What to do: Return, from the data that follows, each line that holds the word "OWOD".

══════

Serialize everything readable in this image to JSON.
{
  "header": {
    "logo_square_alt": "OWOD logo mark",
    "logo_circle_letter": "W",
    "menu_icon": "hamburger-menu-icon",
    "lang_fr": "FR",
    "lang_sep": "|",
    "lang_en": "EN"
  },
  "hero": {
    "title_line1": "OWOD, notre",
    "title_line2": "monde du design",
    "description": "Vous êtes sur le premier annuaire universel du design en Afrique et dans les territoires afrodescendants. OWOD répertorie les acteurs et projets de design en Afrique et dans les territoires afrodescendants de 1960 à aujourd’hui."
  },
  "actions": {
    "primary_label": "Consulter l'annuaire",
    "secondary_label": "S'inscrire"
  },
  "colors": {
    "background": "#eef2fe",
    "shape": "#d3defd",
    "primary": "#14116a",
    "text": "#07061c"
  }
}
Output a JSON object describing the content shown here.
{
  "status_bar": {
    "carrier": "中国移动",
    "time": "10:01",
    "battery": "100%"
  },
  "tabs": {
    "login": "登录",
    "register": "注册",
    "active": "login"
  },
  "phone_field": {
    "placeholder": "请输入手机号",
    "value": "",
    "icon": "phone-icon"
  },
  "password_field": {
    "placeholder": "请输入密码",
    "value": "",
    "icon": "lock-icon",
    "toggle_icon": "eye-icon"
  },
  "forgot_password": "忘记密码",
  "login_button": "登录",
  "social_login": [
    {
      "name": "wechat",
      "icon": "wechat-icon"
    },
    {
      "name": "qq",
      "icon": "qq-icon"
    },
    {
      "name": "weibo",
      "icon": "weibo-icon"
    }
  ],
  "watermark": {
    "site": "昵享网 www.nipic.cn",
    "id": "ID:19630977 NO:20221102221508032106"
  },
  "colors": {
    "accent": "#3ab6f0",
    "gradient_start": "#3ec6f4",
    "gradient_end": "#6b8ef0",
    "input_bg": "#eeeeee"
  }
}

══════

Solution to the problem:
    "logo_square_alt": "OWOD logo mark",
    "title_line1": "OWOD, notre",
    "description": "Vous êtes sur le premier annuaire universel du design en Afrique et dans les territoires afrodescendants. OWOD répertorie les acteurs et projets de design en Afrique et dans les territoires afrodescendants de 1960 à aujourd’hui."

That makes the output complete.